Wright stresses that there are certain signs of lead that you should be wary of even before you grab a testing kit. “Keep an eye out for any paint that is peeling, chipping, cracking, or flaking on items,” she recommends. Fine dust or chalky appearance can also be an indicator. “Lead-based paint often retains vibrant colors or fades to a powder blue or gray shade over time,” adds Wright.

If you, like me, are using vintage items in your home, there may be cause for concern. Here are four things you may want to test for lead before putting them to use at home.

Children’s Toys

Although vintage toys are charming, especially if they are a family heirloom, these can pose a risk for kids. “It’s advisable to exercise caution with old painted metal toys, dollhouses, or wooden toys with peeling or chipped paint,” advises Wright. Although your childhood wagon may be the perfect play toy for your child, if you plan on using it and other playthings for anything other than decorative purposes, it’s essential to use a testing kit to see if they contain lead. 

Ceramic, Crystal, or Porcelain Dishware

The easiest way to consume lead quickly is by using tainted dishware and cooking items. “For example, ceramic or porcelain dishware with colorful or highly decorative, hand-painted designs could potentially have lead paint,” reveals Wright.
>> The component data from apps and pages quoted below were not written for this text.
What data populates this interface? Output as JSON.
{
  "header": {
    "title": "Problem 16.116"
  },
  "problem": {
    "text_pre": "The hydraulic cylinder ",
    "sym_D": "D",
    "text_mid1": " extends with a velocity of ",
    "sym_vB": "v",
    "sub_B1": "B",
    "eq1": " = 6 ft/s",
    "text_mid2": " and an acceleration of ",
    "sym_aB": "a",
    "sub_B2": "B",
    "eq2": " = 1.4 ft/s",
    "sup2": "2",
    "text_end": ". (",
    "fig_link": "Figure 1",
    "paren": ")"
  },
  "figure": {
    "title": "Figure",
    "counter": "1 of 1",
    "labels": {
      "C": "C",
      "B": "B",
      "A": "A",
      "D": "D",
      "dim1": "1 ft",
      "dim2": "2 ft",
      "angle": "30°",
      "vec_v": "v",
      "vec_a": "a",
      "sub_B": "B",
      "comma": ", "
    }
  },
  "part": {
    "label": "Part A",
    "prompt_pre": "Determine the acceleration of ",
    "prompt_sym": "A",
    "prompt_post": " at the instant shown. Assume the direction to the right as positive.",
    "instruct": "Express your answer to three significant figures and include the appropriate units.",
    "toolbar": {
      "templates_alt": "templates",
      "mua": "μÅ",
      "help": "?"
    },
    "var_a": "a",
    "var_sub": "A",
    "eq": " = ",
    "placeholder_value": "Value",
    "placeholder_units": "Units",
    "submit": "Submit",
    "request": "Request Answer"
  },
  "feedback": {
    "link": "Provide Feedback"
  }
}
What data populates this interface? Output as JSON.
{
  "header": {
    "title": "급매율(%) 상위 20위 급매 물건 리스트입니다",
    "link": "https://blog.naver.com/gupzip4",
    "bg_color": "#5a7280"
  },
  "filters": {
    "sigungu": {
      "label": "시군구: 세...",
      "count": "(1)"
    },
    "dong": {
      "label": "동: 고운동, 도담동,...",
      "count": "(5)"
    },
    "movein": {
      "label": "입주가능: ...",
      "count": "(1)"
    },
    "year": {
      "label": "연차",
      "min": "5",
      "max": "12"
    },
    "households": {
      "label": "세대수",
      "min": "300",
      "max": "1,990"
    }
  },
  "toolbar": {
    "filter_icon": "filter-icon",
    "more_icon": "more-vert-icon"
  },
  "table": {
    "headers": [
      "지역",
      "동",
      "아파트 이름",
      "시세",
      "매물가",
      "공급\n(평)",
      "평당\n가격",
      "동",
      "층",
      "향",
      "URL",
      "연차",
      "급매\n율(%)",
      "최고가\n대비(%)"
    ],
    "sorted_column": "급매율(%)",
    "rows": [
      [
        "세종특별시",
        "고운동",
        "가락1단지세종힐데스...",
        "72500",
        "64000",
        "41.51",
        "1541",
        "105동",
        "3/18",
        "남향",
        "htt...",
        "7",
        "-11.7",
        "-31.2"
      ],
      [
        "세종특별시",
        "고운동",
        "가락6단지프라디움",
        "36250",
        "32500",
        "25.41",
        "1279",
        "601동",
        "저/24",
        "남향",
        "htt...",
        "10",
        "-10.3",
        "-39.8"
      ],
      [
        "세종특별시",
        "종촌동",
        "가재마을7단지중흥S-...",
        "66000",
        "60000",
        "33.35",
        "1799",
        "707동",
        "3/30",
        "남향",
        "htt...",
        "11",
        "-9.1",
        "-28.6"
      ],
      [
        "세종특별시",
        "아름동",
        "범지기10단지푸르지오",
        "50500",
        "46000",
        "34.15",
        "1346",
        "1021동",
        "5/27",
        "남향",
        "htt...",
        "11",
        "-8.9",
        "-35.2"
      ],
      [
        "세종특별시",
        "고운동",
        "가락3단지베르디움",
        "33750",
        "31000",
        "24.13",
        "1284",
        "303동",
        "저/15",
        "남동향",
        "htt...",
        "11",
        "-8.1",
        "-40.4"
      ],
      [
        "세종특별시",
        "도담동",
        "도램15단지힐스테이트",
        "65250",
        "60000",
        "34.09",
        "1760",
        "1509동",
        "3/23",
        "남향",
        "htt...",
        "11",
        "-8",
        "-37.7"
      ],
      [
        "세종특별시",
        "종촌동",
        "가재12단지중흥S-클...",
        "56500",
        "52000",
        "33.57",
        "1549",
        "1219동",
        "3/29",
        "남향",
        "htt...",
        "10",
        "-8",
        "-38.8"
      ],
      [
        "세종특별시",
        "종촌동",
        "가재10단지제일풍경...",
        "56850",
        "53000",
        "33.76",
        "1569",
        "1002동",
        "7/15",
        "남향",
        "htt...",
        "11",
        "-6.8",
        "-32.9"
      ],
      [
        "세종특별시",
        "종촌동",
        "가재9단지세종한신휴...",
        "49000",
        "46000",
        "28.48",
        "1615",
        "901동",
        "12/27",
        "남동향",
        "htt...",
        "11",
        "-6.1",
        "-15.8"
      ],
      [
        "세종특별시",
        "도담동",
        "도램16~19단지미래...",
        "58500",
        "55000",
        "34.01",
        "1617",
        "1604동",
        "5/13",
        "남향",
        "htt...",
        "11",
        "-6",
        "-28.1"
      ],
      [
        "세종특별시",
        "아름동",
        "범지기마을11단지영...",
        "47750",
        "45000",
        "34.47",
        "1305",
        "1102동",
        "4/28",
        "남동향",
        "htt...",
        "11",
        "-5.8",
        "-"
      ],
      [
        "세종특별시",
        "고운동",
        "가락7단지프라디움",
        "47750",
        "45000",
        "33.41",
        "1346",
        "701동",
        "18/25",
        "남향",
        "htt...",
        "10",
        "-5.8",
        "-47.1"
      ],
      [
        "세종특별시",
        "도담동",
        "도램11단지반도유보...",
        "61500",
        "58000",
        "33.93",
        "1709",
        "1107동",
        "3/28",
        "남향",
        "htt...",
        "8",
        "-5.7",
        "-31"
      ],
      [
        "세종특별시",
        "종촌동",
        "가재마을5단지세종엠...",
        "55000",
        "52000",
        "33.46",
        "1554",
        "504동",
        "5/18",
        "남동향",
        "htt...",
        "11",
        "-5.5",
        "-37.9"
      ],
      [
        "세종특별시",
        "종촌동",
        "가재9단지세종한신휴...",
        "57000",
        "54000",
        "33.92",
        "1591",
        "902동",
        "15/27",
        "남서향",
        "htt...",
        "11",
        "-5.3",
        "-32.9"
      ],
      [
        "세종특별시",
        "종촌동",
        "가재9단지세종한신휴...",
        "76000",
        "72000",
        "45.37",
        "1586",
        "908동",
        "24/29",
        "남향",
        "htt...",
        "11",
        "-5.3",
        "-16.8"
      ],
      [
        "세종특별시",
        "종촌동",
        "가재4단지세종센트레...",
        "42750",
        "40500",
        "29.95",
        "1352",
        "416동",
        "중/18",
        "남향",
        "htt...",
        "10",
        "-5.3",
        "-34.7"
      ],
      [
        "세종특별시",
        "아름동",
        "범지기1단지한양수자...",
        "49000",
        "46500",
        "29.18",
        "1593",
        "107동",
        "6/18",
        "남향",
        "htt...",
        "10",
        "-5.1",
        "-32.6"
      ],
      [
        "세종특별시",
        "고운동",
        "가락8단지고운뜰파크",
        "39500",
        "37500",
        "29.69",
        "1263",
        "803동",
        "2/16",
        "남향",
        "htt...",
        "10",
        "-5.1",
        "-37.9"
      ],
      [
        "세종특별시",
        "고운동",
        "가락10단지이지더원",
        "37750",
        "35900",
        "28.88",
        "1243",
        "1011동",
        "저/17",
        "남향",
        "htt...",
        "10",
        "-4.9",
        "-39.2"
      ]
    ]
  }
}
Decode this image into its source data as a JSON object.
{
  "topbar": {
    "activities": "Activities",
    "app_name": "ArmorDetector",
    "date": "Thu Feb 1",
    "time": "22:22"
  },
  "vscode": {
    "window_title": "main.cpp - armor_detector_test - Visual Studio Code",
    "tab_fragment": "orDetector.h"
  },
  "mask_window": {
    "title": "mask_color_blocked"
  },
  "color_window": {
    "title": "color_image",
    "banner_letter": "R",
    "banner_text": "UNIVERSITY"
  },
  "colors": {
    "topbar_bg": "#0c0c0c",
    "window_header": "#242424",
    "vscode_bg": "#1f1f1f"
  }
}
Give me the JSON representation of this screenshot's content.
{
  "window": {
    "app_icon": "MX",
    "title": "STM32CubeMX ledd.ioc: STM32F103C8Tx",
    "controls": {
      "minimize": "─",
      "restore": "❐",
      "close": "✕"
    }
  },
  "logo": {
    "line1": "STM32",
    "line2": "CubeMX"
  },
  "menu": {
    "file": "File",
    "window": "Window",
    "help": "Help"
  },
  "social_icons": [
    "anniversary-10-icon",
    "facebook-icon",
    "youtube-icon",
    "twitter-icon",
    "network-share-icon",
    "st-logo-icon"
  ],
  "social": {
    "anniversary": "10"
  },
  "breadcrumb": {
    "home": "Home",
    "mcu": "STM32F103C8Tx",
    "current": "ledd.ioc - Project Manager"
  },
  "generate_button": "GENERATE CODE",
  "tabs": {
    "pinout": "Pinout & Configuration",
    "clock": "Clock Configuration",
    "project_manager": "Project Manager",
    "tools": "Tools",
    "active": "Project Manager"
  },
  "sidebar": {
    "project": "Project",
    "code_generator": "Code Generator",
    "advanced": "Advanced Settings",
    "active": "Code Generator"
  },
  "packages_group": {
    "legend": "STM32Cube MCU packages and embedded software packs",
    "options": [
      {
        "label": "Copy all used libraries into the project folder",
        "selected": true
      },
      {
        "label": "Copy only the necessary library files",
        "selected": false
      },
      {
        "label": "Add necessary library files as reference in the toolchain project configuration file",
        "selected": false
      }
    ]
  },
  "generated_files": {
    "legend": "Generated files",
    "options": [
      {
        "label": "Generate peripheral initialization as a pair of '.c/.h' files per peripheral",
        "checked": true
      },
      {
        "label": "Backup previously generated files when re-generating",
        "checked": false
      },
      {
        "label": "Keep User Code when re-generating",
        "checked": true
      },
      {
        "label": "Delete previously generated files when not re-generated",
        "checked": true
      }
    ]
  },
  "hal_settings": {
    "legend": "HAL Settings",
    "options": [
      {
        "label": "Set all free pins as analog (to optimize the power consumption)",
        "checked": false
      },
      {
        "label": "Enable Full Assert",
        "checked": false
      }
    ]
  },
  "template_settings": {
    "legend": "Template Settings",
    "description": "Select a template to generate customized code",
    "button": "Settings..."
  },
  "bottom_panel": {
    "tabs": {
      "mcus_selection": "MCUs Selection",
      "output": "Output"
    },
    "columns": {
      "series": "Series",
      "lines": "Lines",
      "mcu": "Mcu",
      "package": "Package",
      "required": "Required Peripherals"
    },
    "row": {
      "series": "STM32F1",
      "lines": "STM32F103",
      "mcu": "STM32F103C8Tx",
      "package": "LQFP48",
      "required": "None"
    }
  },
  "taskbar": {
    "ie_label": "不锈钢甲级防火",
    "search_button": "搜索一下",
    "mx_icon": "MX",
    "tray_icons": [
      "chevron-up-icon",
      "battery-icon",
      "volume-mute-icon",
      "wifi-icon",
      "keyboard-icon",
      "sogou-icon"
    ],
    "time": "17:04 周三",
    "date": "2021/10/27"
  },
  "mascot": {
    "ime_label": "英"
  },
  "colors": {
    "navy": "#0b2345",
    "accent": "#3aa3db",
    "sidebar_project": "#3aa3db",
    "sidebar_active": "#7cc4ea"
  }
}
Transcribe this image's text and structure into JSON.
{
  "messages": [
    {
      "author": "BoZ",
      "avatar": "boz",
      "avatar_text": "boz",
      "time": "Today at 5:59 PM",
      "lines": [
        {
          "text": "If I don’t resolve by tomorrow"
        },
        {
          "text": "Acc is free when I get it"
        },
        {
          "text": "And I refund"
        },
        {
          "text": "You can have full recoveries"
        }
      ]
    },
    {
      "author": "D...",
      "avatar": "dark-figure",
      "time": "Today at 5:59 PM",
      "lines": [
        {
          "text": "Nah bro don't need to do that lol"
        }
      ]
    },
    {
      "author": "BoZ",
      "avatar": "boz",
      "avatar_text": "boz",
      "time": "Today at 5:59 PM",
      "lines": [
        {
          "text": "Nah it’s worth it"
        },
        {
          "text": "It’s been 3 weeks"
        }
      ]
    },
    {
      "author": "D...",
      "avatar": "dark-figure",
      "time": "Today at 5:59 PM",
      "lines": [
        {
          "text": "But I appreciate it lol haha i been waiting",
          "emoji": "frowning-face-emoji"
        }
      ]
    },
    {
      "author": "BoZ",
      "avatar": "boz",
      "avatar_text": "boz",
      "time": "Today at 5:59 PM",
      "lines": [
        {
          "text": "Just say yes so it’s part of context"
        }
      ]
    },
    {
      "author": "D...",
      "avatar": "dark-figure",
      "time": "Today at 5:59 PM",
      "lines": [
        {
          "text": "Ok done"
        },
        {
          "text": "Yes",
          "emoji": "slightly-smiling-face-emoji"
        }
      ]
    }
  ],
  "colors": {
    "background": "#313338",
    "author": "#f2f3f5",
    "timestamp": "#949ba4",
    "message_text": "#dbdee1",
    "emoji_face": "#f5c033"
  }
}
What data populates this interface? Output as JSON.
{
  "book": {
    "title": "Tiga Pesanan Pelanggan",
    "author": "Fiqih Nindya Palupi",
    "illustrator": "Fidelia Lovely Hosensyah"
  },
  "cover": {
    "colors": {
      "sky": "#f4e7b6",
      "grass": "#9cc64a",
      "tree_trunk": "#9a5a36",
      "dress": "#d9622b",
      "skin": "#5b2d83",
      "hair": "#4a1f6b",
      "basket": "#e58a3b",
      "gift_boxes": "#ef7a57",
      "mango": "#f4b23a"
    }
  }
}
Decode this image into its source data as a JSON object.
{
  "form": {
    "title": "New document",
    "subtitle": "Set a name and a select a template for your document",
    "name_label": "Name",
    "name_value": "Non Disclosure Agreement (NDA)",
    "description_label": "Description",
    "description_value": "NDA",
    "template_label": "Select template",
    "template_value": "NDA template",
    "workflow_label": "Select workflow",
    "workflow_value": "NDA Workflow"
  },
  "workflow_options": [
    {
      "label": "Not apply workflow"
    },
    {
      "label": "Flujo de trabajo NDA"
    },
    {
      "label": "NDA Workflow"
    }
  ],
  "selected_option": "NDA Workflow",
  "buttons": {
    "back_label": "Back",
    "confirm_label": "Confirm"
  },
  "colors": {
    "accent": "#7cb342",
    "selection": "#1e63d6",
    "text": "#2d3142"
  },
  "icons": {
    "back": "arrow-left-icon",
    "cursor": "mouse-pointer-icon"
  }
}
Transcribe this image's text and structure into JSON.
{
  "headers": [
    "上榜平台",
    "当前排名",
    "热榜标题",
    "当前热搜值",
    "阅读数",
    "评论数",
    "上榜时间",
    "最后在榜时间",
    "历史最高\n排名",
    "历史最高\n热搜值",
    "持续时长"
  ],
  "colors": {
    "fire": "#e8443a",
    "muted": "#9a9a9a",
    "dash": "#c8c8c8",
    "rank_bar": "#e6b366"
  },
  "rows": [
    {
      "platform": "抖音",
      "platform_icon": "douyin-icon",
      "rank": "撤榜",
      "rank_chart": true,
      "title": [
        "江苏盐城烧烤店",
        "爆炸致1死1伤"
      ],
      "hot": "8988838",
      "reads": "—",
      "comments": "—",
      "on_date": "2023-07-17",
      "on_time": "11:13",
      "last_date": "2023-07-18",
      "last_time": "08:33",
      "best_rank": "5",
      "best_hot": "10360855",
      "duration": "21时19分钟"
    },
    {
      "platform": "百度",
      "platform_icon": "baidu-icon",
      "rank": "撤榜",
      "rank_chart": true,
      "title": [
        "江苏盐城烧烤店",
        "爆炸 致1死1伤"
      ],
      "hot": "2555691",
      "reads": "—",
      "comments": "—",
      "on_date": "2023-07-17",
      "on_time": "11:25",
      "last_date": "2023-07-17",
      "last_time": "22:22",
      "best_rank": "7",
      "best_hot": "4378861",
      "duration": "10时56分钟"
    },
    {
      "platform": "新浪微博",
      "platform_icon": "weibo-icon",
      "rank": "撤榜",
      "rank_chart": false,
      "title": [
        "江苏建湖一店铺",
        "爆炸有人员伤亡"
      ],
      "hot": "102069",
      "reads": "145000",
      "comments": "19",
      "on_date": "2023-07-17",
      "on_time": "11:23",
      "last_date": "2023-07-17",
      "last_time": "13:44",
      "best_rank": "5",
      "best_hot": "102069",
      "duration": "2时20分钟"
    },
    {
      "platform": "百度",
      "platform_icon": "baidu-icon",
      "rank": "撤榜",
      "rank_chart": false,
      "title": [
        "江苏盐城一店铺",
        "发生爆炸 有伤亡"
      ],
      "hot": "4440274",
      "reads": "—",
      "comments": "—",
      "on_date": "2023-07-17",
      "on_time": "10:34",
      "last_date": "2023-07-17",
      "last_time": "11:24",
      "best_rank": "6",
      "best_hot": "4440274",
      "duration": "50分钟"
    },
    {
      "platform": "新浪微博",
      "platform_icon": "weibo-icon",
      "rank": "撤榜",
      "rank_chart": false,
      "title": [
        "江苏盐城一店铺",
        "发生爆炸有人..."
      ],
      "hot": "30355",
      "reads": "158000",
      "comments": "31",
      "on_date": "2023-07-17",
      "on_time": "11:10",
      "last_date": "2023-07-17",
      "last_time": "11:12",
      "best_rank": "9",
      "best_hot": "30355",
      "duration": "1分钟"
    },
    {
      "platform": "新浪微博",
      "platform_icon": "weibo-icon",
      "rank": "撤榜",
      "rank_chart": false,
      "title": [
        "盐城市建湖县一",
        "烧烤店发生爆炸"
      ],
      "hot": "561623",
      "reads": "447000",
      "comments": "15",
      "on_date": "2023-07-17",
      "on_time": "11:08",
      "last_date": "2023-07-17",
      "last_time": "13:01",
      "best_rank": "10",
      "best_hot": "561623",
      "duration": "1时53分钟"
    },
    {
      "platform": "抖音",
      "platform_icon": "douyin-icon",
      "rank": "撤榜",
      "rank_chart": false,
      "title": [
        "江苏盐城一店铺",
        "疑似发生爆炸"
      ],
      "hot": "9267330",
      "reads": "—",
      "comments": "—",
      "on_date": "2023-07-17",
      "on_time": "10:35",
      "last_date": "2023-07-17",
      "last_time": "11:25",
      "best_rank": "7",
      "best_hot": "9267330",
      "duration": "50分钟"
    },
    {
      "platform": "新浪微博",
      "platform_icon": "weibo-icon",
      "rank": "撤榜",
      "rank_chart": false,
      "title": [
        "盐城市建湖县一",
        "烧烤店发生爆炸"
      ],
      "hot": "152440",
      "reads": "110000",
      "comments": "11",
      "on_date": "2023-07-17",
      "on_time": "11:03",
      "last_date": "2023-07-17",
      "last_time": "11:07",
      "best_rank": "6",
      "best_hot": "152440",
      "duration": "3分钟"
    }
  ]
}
She also notes that ceramic mixing bowls, pitchers, or mugs with vibrant colors or intricate patterns might also be suspect. 

If you collect and use crystal, it may contain lead if it was produced before 1969, when leaded crystal became a regulated industry. However, the prognosis isn’t all grim where leaching — the process whereby lead seeps — is concerned. “According to the California Department of Public Health, even with the possible traces of lead, the occasional use of antique tableware made of crystal, porcelain, and other materials is considered safe,” says Palermo. 

According to the CDC, factors that impact the amount of toxins that filter into consumable items depend on the amount of lead in the dish, the kind of glazing used, the type of food on the container, and how long the food sits on it. “It is advisable not to store liquids in these items,” adds Palermo. Case in point: A hot mug of coffee could be dangerous.

Kitchen Tools

Thankfully, modern kitchen tools won’t contain lead, but the cute vintage ones your grandmother used may be coated with unhealthy paint. “Cooking tools like cookie cutters or can openers with wooden handles could potentially contain lead,” says Wright. Look for painted handles — especially in red or green — or painted tin, and test accordingly. A positive test doesn’t mean you have to throw them out; just consider lead-containing tools to be for decoration only.


Before you buy that Facebook Marketplace dresser you’re eyeing, consider if it has a coat of lead paint on top or lurking underneath. You’ll need to take precautions, such as wearing a dust mask and eye protection, which are always good ideas when refurbishing furniture. However, Palermo says this won’t be a concern with fine antiques. “Lead was commonly found in hardware, such as pipes and cheaper wooden items, but seldom used in high-quality antiques,” he says. Either way, performing a quick lead test is helpful for peace of mind.